Chapters cover white supremacy and racism, slavery, US Colored Troops’ major contribution ending the Civil War, devastation of the South, evolution of the process of Emancipation, and Reconstruction. Other chapters address the Freedmen’s Bureau, “Redemption” and the “Lost Cause,” Jim Crow, blacks’ significant military contributions in both world wars, the Great Migration of blacks from the South, the civil rights movement, and the backlash that continues today. The twelve chapters are chronological but stand-alone, making the 502-page study a compelling read.
The book also addresses contemporary issues, including white supremacy, Confederate statuary, and the status of blacks compared to other groups. Note is taken of Professor James Whitman’s observation that Hitler adapted our Jim Crow and anti-miscegenation laws as a basis for the Holocaust, and of Richard Rothstein’s study of federal and local housing law, documenting whites’ responsibility for creating inner-city ghettos.

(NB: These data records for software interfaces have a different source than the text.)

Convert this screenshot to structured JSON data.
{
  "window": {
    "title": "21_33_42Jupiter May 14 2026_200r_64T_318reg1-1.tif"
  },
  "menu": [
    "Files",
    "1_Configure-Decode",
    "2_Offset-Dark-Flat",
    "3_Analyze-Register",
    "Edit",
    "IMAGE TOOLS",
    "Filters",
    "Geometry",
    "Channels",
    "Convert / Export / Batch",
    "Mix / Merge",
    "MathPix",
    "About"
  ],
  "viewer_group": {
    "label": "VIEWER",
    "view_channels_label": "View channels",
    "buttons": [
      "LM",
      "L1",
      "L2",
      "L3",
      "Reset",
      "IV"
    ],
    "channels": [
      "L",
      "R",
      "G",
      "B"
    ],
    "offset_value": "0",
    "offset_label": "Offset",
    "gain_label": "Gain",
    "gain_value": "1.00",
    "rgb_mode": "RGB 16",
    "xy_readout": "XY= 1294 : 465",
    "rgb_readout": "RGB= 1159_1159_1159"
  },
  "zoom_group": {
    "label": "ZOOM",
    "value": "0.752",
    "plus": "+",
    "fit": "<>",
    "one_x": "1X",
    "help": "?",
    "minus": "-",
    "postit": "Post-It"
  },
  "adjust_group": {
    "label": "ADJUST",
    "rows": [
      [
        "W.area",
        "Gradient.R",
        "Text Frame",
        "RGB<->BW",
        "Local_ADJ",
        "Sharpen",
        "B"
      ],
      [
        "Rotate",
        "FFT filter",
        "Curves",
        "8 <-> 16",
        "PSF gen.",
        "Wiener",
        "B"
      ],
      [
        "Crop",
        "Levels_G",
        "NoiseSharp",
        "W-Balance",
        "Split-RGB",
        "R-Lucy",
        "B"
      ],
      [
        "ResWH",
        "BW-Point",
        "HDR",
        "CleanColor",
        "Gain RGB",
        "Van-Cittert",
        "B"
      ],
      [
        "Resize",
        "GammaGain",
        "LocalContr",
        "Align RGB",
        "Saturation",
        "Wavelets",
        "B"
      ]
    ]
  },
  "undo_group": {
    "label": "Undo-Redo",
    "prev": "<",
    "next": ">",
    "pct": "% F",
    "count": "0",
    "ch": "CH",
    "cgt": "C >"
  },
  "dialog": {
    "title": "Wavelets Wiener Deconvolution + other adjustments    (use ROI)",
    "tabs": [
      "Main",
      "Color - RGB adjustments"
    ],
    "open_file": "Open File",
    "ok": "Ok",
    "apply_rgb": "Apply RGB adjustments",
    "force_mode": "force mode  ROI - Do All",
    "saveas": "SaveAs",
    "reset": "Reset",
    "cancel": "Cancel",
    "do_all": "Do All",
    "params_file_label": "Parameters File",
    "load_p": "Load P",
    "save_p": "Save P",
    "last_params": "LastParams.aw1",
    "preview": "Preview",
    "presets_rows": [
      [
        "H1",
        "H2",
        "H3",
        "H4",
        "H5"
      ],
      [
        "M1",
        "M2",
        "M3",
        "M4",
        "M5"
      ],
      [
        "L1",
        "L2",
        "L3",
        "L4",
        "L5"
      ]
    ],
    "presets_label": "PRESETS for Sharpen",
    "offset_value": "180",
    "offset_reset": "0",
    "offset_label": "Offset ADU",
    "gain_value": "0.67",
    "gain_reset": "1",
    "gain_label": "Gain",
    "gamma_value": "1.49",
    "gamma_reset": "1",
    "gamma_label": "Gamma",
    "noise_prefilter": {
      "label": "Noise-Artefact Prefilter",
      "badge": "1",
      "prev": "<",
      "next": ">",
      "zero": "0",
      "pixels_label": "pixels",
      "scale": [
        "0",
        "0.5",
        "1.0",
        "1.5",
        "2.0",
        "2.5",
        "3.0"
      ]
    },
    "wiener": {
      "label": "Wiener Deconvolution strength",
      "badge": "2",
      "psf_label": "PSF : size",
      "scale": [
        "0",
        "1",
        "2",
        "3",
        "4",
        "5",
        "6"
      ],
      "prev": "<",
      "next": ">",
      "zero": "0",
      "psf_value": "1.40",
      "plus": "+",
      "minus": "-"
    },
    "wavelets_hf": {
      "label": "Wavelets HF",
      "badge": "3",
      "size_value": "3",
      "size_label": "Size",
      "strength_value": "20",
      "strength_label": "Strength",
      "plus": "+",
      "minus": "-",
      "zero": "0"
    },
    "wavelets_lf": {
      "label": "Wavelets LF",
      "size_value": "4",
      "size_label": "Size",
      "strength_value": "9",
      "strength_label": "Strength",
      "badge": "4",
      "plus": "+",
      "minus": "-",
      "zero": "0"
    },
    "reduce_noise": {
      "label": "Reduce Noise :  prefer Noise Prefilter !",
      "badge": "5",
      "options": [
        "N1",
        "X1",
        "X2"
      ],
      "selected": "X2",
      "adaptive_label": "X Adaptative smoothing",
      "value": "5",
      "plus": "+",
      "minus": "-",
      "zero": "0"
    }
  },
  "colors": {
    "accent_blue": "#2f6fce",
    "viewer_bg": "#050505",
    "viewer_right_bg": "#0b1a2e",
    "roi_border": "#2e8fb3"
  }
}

There are two appendices, one detailing the thirty recommendations made by a United Nations Commission after their 2016 visitation, the other documenting an illicit lynching in Virginia in 1932.